For utilities, however, there are a number of stumbling blocks. Taking control of a utility will require regulatory approvals. This process is likely to be arduous and time-consuming, and time is of the essence. There is also the possibility that a regulator will render unfavorable rate decisions that prevent the new investors from realizing the benefits they seek for shareholders. A reasonably comfortable working relationship often exists between a utility management and regulators, which reinforces concern over how receptive regulators will be to the new management.
These takeover barriers have been very effective. Electric utilities were immune to the merger and buyout binge of the 1980s and have not been threatened by outside takeovers since the 1930s. Accordingly, utility managements do not have to curry the favor of shareholders to protect themselves against corporate raiders the way other companies do. This and regulators' inherent distrust of shareholder interests insulate utility managements from the pressures that move unregulated companies to create shareholder wealth.
Competition Rewards Shareholders
Unencumbered competition would sweep away the barriers that insulate managements from the pressure to create shareholder wealth. Managements that do not vigorously pursue shareholder interests would be at risk. They would face the same threat from external predators as managements in other industries. If a utility management did not pursue shareholder interests, the financial markets would create effective incentive for a new management to replace the incumbent.
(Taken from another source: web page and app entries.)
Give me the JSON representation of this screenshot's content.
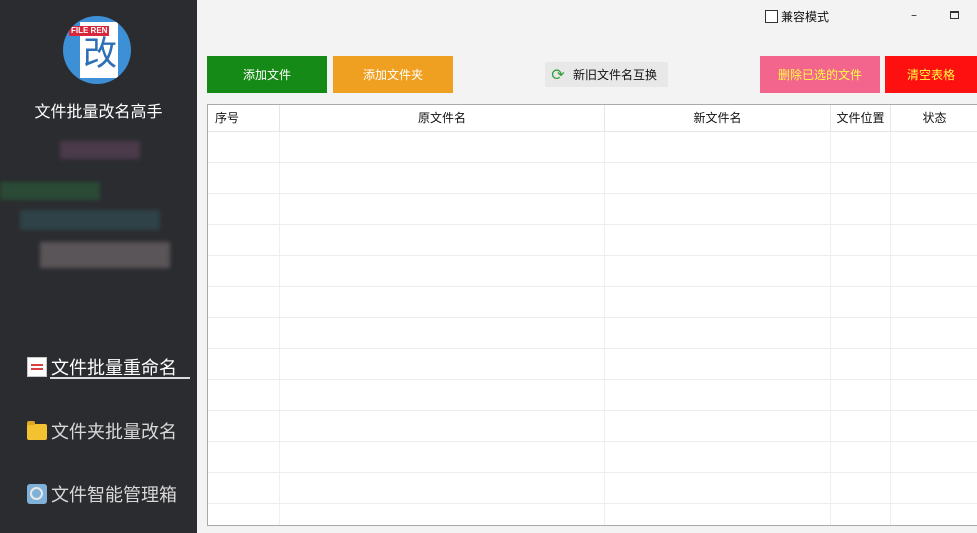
{
  "sidebar": {
    "logo": {
      "tag": "FILE REN",
      "glyph": "改"
    },
    "app_title": "文件批量改名高手",
    "nav": [
      {
        "label": "文件批量重命名",
        "icon": "document-list-icon",
        "active": true
      },
      {
        "label": "文件夹批量改名",
        "icon": "folder-icon",
        "active": false
      },
      {
        "label": "文件智能管理箱",
        "icon": "image-search-icon",
        "active": false
      }
    ]
  },
  "topbar": {
    "compat_label": "兼容模式",
    "compat_checked": false,
    "minimize": "–"
  },
  "toolbar": {
    "add_file": "添加文件",
    "add_folder": "添加文件夹",
    "swap_names": "新旧文件名互换",
    "delete_selected": "删除已选的文件",
    "clear_table": "清空表格"
  },
  "colors": {
    "sidebar_bg": "#2b2c30",
    "add_file": "#168a16",
    "add_folder": "#f0a020",
    "delete_selected": "#f3658c",
    "clear_table": "#ff1010",
    "warning_text": "#ffff40"
  },
  "table": {
    "columns": [
      "序号",
      "原文件名",
      "新文件名",
      "文件位置",
      "状态"
    ],
    "rows": []
  }
}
The management-regulatory axis that has traditionally depressed the earned shareholder return would also break down under competition. Earned shareholder returns for utilities would rise to the levels of other industries, leading to an upward valuation of utility stocks. Competition is clearly in the best interests of shareholders. It is also in the public interest. Competition will foster operating efficiencies, provide lower electric